══ Materials provided

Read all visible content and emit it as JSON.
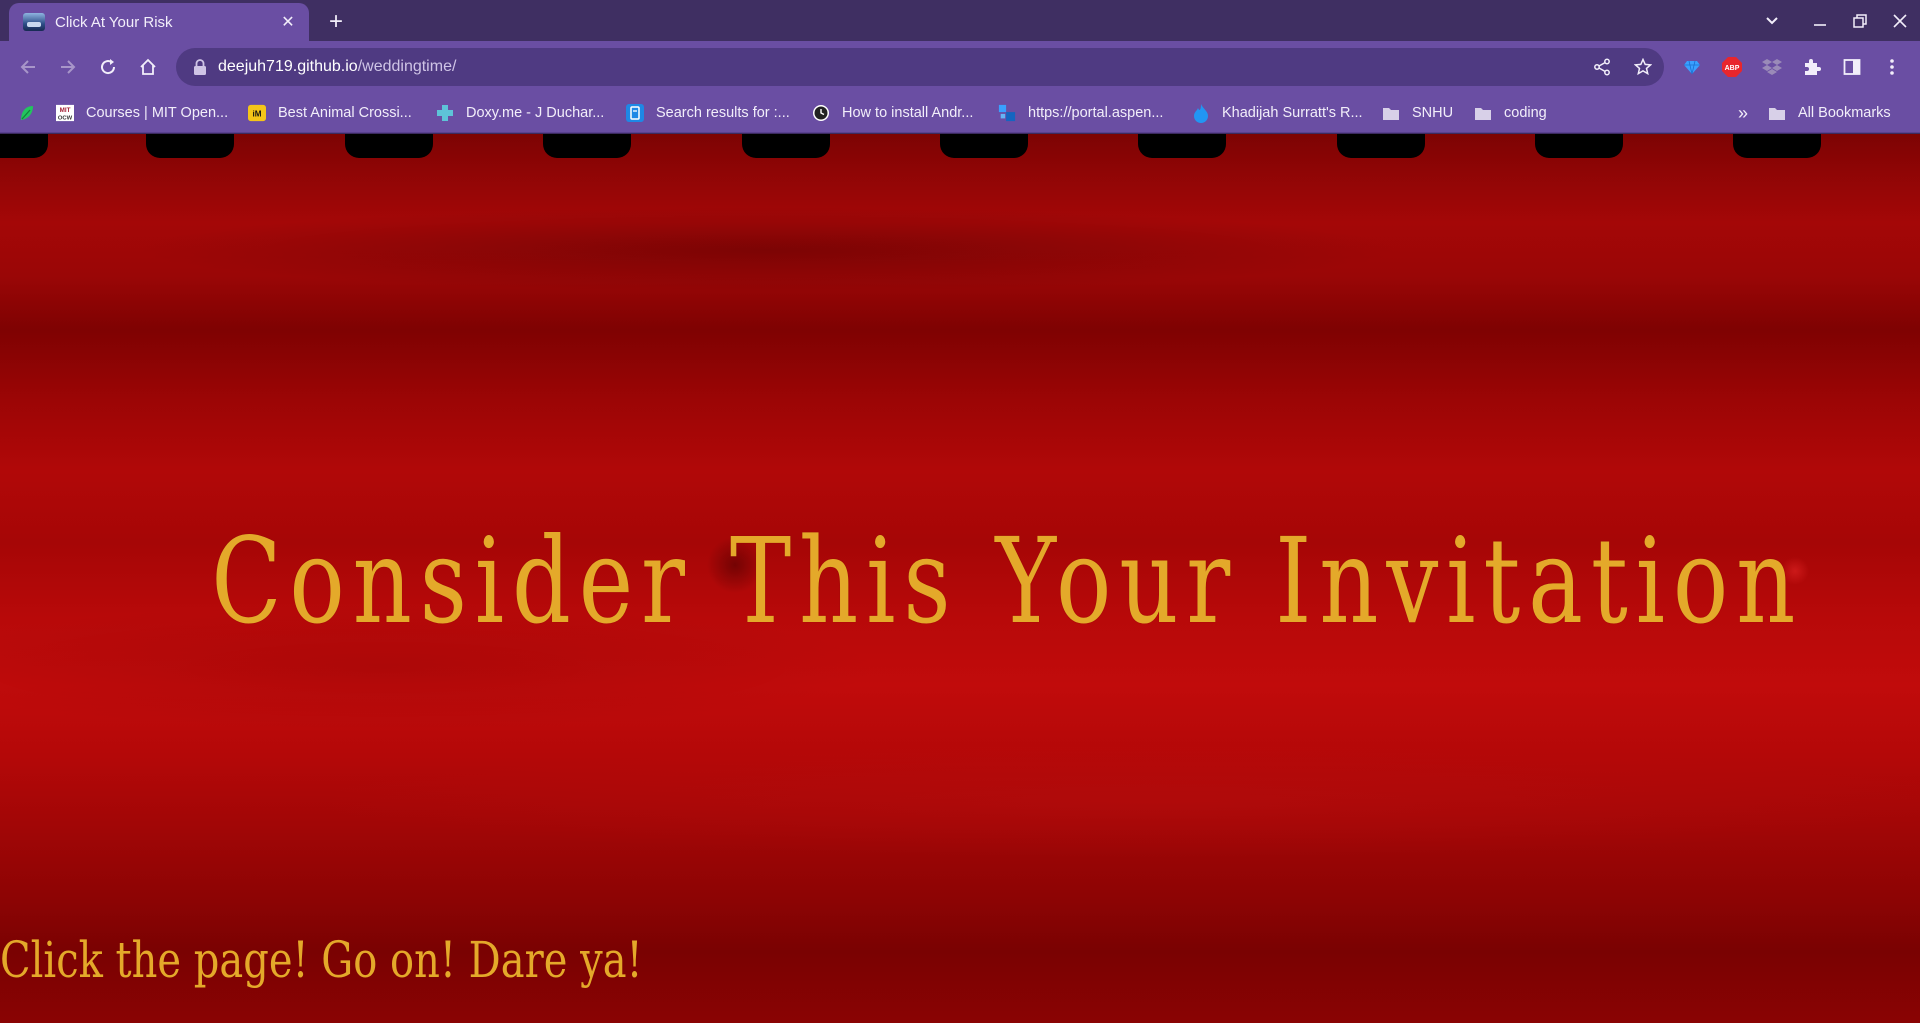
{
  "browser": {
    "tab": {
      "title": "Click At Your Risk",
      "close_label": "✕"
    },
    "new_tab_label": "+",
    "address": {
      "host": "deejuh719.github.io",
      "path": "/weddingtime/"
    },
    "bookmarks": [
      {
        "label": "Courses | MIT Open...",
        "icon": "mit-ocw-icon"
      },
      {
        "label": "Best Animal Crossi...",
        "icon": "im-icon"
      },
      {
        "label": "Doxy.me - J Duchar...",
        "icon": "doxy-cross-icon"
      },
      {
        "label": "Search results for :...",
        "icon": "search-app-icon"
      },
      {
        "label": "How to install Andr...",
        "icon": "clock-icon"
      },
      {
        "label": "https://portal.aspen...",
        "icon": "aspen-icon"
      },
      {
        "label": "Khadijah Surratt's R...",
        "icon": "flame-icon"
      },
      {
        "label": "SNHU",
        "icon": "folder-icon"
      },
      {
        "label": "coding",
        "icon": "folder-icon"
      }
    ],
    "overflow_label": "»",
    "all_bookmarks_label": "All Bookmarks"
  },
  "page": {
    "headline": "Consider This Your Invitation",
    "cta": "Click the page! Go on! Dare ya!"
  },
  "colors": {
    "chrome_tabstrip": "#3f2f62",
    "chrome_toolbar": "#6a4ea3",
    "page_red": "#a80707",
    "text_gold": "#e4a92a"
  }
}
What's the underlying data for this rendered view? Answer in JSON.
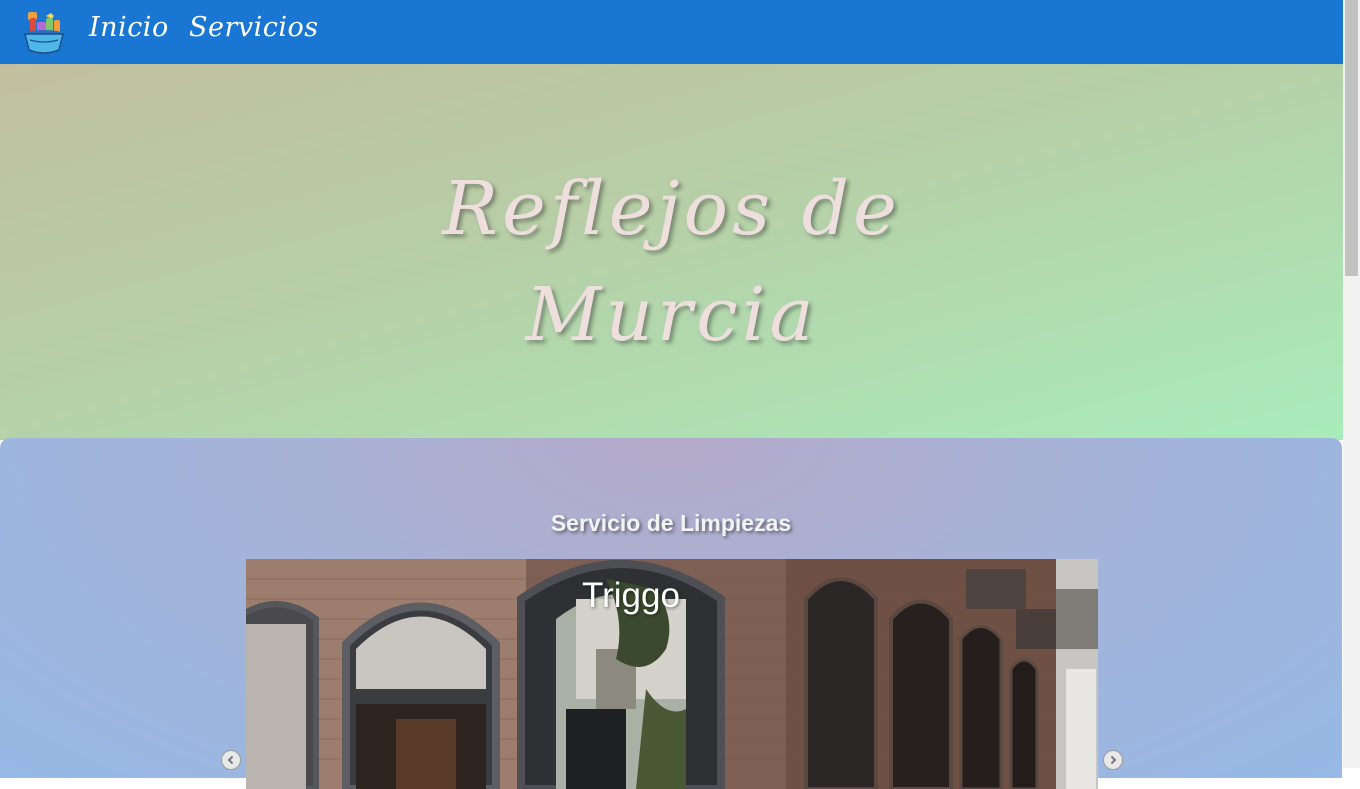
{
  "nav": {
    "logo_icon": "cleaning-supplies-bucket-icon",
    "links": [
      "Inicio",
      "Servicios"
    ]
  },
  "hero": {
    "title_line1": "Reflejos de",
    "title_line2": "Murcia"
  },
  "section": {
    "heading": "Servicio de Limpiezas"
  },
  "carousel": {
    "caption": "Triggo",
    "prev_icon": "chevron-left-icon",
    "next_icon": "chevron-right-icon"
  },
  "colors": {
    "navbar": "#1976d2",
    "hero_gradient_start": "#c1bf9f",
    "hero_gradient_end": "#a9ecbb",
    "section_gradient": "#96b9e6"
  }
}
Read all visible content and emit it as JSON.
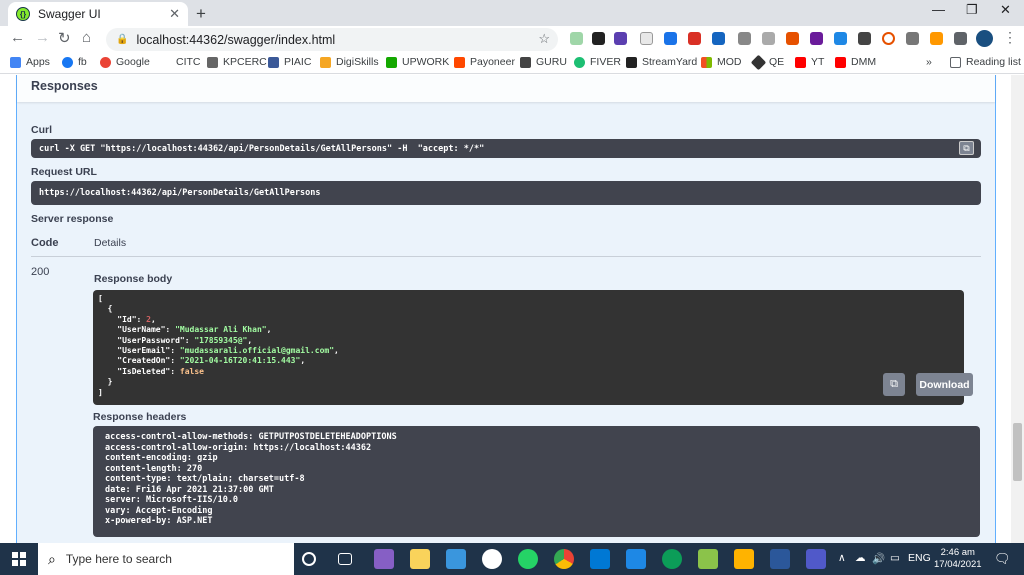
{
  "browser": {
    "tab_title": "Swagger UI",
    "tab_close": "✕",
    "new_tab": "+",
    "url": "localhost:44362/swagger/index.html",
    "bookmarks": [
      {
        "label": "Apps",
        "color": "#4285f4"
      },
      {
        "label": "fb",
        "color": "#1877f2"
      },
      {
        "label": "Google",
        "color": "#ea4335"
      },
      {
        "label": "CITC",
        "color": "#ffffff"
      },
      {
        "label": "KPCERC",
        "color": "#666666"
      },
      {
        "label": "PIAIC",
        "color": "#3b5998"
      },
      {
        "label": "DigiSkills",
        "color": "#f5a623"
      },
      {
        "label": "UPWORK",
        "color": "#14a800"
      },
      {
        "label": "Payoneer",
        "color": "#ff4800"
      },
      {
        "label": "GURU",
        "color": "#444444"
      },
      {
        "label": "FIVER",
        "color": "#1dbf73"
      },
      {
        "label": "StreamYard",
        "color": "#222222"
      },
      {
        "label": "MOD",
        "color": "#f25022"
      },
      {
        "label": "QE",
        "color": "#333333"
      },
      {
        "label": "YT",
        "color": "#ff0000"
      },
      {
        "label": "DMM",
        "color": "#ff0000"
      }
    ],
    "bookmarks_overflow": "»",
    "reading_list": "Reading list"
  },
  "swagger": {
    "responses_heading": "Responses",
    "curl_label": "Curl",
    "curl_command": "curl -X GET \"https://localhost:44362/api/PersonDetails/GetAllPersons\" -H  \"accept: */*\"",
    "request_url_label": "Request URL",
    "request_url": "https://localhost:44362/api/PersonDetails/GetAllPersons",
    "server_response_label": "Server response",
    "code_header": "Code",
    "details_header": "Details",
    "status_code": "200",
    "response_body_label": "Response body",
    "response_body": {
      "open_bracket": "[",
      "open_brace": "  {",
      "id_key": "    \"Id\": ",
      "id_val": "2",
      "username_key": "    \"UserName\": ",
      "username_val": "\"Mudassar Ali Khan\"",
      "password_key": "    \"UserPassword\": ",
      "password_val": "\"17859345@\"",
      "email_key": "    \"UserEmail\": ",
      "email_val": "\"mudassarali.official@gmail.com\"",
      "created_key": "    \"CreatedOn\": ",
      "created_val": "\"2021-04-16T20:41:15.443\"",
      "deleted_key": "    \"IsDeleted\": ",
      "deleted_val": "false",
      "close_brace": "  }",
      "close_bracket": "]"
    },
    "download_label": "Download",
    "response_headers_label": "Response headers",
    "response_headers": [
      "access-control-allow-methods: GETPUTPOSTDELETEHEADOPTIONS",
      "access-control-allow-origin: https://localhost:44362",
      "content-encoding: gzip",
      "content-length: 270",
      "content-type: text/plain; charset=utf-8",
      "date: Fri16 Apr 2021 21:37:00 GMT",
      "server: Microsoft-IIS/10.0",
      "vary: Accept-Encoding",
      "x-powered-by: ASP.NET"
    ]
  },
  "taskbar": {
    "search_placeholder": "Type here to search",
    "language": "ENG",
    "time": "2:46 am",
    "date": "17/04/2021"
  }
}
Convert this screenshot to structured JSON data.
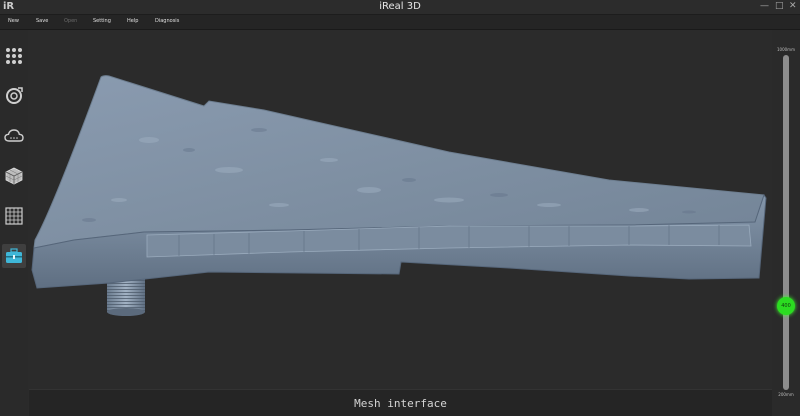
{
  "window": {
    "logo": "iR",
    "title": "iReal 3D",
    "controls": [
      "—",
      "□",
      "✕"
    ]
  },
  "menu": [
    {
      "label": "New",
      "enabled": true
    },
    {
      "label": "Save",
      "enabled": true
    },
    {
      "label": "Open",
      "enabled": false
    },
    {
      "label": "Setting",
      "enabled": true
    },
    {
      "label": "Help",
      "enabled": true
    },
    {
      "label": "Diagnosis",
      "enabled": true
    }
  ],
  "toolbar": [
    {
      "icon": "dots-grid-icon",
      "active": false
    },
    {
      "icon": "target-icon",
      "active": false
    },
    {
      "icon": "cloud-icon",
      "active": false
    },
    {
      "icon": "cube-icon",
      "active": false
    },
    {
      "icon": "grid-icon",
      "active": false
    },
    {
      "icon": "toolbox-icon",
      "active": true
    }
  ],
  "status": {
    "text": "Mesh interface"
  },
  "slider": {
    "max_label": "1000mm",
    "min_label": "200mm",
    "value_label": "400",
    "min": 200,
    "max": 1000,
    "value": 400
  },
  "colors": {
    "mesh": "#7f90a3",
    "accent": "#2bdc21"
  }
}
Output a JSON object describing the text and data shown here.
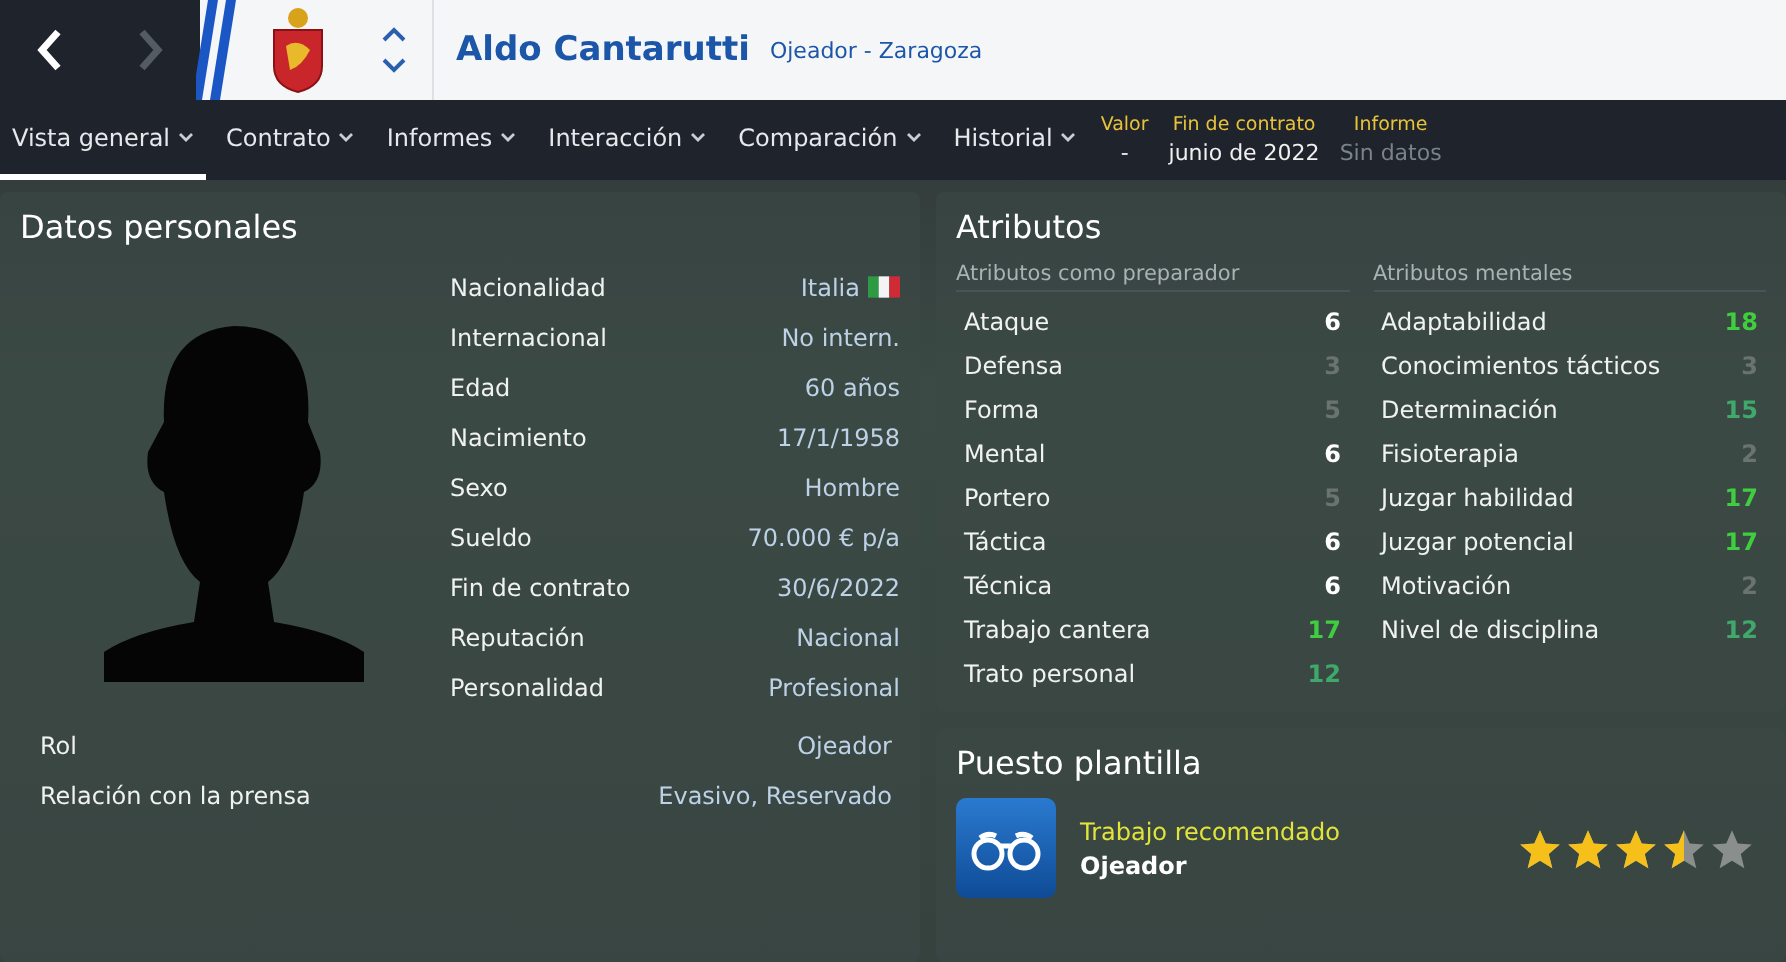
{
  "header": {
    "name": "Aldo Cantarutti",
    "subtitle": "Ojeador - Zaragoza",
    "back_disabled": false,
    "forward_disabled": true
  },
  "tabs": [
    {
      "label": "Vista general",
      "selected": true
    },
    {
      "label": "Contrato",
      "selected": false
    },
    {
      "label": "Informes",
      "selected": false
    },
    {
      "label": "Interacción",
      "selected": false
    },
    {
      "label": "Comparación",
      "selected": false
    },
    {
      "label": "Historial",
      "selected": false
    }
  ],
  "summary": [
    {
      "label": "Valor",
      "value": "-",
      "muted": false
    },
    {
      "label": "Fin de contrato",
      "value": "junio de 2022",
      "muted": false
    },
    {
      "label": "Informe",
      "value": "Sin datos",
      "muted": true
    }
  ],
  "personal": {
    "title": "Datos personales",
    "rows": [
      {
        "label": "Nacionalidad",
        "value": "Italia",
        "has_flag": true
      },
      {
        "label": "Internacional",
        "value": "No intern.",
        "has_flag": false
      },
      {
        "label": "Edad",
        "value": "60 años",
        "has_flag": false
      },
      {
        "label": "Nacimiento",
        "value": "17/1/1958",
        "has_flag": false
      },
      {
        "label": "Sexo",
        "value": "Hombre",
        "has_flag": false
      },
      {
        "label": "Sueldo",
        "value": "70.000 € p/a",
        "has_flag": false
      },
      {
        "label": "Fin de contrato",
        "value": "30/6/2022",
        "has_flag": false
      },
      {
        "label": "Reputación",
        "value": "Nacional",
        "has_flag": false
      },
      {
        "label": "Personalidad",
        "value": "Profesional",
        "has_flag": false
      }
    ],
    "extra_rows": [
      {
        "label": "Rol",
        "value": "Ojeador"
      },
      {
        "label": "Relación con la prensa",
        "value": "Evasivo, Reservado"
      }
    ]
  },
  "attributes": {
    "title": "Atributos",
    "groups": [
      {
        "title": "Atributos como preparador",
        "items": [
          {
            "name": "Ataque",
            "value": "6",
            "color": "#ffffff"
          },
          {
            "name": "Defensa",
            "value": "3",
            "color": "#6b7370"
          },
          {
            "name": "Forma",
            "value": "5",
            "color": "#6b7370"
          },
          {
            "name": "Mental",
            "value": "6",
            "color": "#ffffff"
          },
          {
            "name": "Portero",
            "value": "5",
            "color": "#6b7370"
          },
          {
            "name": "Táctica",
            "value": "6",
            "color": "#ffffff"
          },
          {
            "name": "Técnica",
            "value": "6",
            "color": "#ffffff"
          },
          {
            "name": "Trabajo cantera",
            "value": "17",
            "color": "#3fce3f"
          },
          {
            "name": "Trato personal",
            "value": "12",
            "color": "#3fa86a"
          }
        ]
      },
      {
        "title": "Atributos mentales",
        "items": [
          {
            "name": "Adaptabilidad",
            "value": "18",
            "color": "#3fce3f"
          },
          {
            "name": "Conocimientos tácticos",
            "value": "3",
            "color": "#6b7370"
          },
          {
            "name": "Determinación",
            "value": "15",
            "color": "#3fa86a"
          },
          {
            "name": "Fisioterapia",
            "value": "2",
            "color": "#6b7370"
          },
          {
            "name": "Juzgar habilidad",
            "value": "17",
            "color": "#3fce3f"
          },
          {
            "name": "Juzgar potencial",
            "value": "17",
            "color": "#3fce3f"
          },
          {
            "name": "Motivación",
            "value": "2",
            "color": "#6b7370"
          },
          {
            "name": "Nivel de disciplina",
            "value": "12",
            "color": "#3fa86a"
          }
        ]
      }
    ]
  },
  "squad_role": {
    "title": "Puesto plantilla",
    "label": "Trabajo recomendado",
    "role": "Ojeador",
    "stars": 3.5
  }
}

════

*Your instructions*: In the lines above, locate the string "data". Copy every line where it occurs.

*Output for this exercise*:
What's the underlying data for this rendered view? Answer in JSON.
Convert this screenshot to structured JSON data.
Output a JSON object describing the text and data shown here.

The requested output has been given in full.